The Daily Beast
Mark MakelaPresident-elect Joe Biden’s nominee to run the 18 U.S. intelligence agencies anticipates producing a public assessment of the threat from QAnon, she testified at her confirmation hearing on Tuesday.Avril Haines, whom Biden tapped as the next director of national intelligence, told Sen. Martin Heinrich (D-NM) that she would provide him with such an assessment, which Heinrich requested last month in a letter.“I’ve seen that letter and absolutely, if confirmed, I would work with the FBI and DHS to get an answer to that question,” said Haines.In one of the indications of how the Jan. 6 insurrection is shaping the context of Biden’s impending presidency, Haines seemed to reject putting the intelligence agencies in the lead on “an issue such as solely domestic terrorism.” She instead told the Senate intelligence committee that she wanted to provide “critical support” to the FBI and Department of Homeland Security, which will play that leading role. But she did not specify what such support would precisely be.Instead, Haines indicated she views the intelligence agency’s work with regard to far-right terror – Haines used the phrase “white nationalism” – as a matter of identifying connections to foreign actors and disinformation.
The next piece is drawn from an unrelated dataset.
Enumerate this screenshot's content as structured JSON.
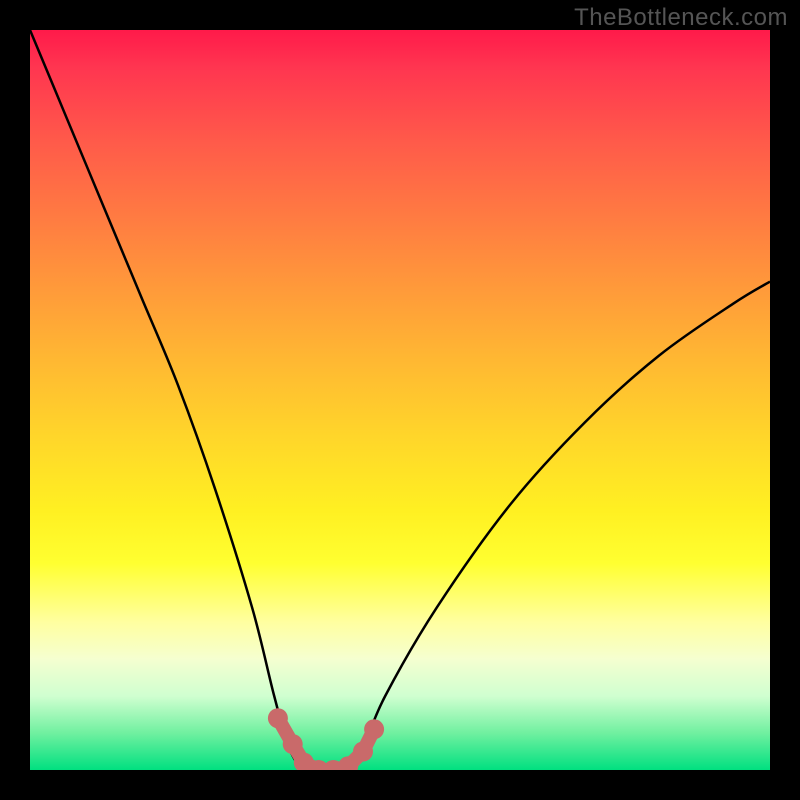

The coalescence of globalizing white nationalist and far-right violence is increasingly a focus of the incoming Biden team. Russ Travers, a former National Counterterrorism Center recently tapped as Biden’s deputy homeland-security adviser at the White House, has written that the U.S. is increasingly an exporter of such violence and drew connections to the 2019 mosque murders in Christchurch, New Zealand.But an intelligence focus on QAnon will inevitably stoke controversy. Even after the FBI warned in 2019 that QAnon posed a domestic-terror threat, at least two QAnon boosters, Marjorie Taylor Greene (R-GA) and Lauren Boebert (R-CO) have been elected to Congress. Efforts a decade ago to study far-right-terror resulted in the Obama administration ending a DHS analytic entity that did so following a conservative outcry.Notably, Haines did not during testimony request any additional authorities for the intelligence agencies with regard to right-wing extremism, an effort that has some support from liberals.While Haines testified, Biden’s nominee to run the Department of Homeland Security, Alejandro Mayorkas, told a different Senate panel that he intends to use the secretary’s current powers against white supremacist terrorism. Mayorkas said he will look toward “empowering” DHS’ intelligence branch “in an apolitical nonpartisan way” to “tackle the threat that domestic extremism is today.”FBI Gave D.C. Bureau’s Domestic Terrorism Response ‘Failing Grade’ Years Before Capitol Riot: ReportMayorkas noted that as a federal prosecutor in California he created “for the first time in the office’s history a civil rights section to focus on the prosecution of hate crimes which was a growing problem back in the late 90s.”Haines, a former deputy CIA director during the Obama administration, will run the intelligence community for Biden, which is not always a set task, given the influence of the CIA. In 2017, the Senate panel heard confirmation testimony from President Trump’s first CIA director, Secretary of State Mike Pompeo, more than a month before his first director of national intelligence, Dan Coats. Coats, a former Republican senator on the committee, showed up at Haines’ hearing to advocate for her confirmation.Haines emphasized that one of her priorities as director will be on restoring trust in the intelligence agencies from the American people – a tall order considering the depth of persistent distrust, one reflected in the rise of the QAnon conspiracy theory, which holds that Trump is at war with a “Deep State” of security officials whom he had secretly indicted and intended to send to the still-open detention facility at Guantanamo Bay.“The director of national intelligence must uphold our democratic values and ensure the work of the intelligence community, which is mostly done in secret, is ethical, wise, lawful and effective,” she said.Since its launch in Oct. 2017 with a series of anonymous internet posts, QAnon has been tied to a number of crimes, including three murders and a terrorist incident near the Hoover Dam. Prosecutors have charged several QAnon believers in connection with the Capitol riot, including the “Q Shaman,” a man dressed in horns and furs who allegedly left a threatening note in the Senate for Vice President Mike Pence.-- Sam Brodey and Jackie Kucinich provided reportingRead more at The Daily Beast.Get our top stories in your inbox every day. Sign up now!Daily Beast Membership: Beast Inside goes deeper on the stories that matter to you. Learn more.